“I know not with what weapons World War III will be fought, but World War IV will be fought with sticks and stones” — Albert Einstein

Tuesday, January 7, 2014

In Pursuit Of A Sparrow

This week at Poets and Writers, there's a poetry prompt to write a poem about a time the weather has affected your life. "Weather has a spiritual aspect and a profound affect on us even though it doesn't know we exist."

In the midst of this deep freeze, something called me from bed at five in the morning. Minus thirteen degrees outside, and the furance runs without pause. Why am I not still bundled in bed with a pillow over my head? Because of the poem that won't leave me alone?

It's the snow, it's the snow, deep and blowing and more
and the road is not there nor the drive nor the fields
nor silo with its rounded white globe.
Not there.
The birds have all fled to the wood and the cows
bury their noses in sweet fragrant hay.
The bull dreams of grass and the sun on his back
and the chickens fluff their feathers, heat lamps under their wings.

It came quietly in the night, like pirates boarding a ship,
blanketed the Queen Anne's Lace gone to seed in a ditch

then bestowed billows of white on the evergreen boughs
and laid down ruffles of lace up to their waist.
Silent silent.
The car lies like a behemoth under a quilt
and the bird feeders are frozen and covered with snow.
So still, so still.

But then the wind stirred on a rotational pull
and with hackles raised, set off in pursuit.
It rallied the snow, which must be put in its place,
must be molded and banked and taught to behave
and now white is the sky and the roof of the barn
and the house and the field where wheat once grew tall.

A little brown sparrow lands on my sill,
she lands in a candle nestled in snow.
Soft and brown at my window, right there at my window,
this little winged creature quivers and shakes,
under stalks of arugula gone to seed in a vase.  

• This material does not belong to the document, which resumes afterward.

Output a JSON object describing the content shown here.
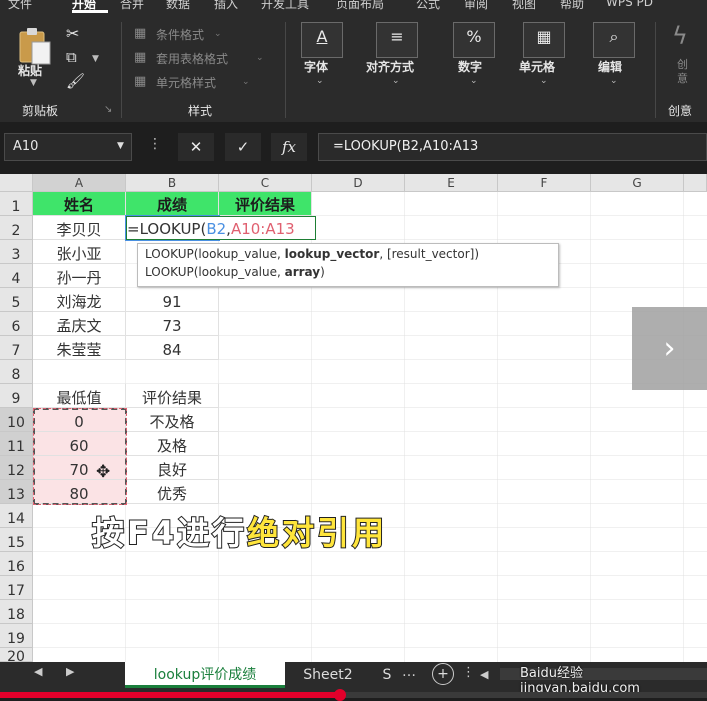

Eyes dart to and fro, tis a mean trickery,
these stems bereft of seeds but decked out prettily
(to us)
in white Christmas lights.
What’s its use asks the sparrow,
so fragile yet hardy of wing and sinew
It has no seed or shelter, it’s nothing to me.

So wise, the sparrow, poised to leave. To leave.
But wait.
The Christmas tree hauled outside on the porch—
denuded of finery yet beautiful still—
has blown off in the gale, but its branches are thick
and welcoming still as on that night in the lot
when we chose it over others. All others.

She flies into the winter of my spent Christmas tree,
disappears from sight but I know she's in there.
Then joined by a junco who was lost in the wind
a chubby little junco, charcoal blue and lost gray.
then, look! a fat dove skitters onto the porch,
wings flutter and clap and he joins them in there. 
All so hardy and knowing and independent of me.

Thank you for reading my long weather poem. I couldn't seem to stop.  But one more thing before I go, from Book Riot, this past week comes a list of ten wonderful Kurt Vonnegut quotes. If you've stayed with me thus far, I would leave you with my favorite.

"The America I loved still exists, if not in the White House or the Supreme Court or the Senate or the House of Representatives or the media. The America I love still exists at the front desks of our public libraries."



Other Mary said...

Oh, you've captured the rural winter so very well. I love the first two stanzas and the repetition throughout is effective. I also just love the line:

She flies into the winter of my spent Christmas tree,

Beautiful Yvonne!

Yvonne Osborne said...

Hi Mary,
Thank you so much! The plow finally came through so I'm once again free!

Anthony Duce said...

So glad you left your warm bed. The poem is wonderful..

Yvonne Osborne said...

Hi Tony!
Thank you. I'm glad I did too, but it's so kind of you to tell me so.

Liza said...

This is what caught me, pulled me, shaped and molded me... "It rallied the snow, which must be put in its place,
must be molded and banked and taught to behave
and now white is the sky and the roof of the barn
and the house and the field where wheat once grew tall.
And yes, libraries are a refuge!

Cloudia said...

Inspired. Thanks for sharing

ALOHA from Honolulu
Comfort Spiral
> < } } ( ° >

Yvonne Osborne said...

Thank you so much! I'm glad you liked it and also mentioned the quote. I like that one the best.
Thanks again for coming over in the cold!

Hi! So nice to see you. Thanks a bunch.

Jemi Fraser said...

That's a great quote!

Love the poem Yvonne! So many of Nature's creatures do a much better job that we do of using what's available to them! :)

Yvonne Osborne said...

Thanks. It really struck a chord with me. And, yes, I think we can learn much by sitting back and watching nature at work. Thank you for reading and commenting!!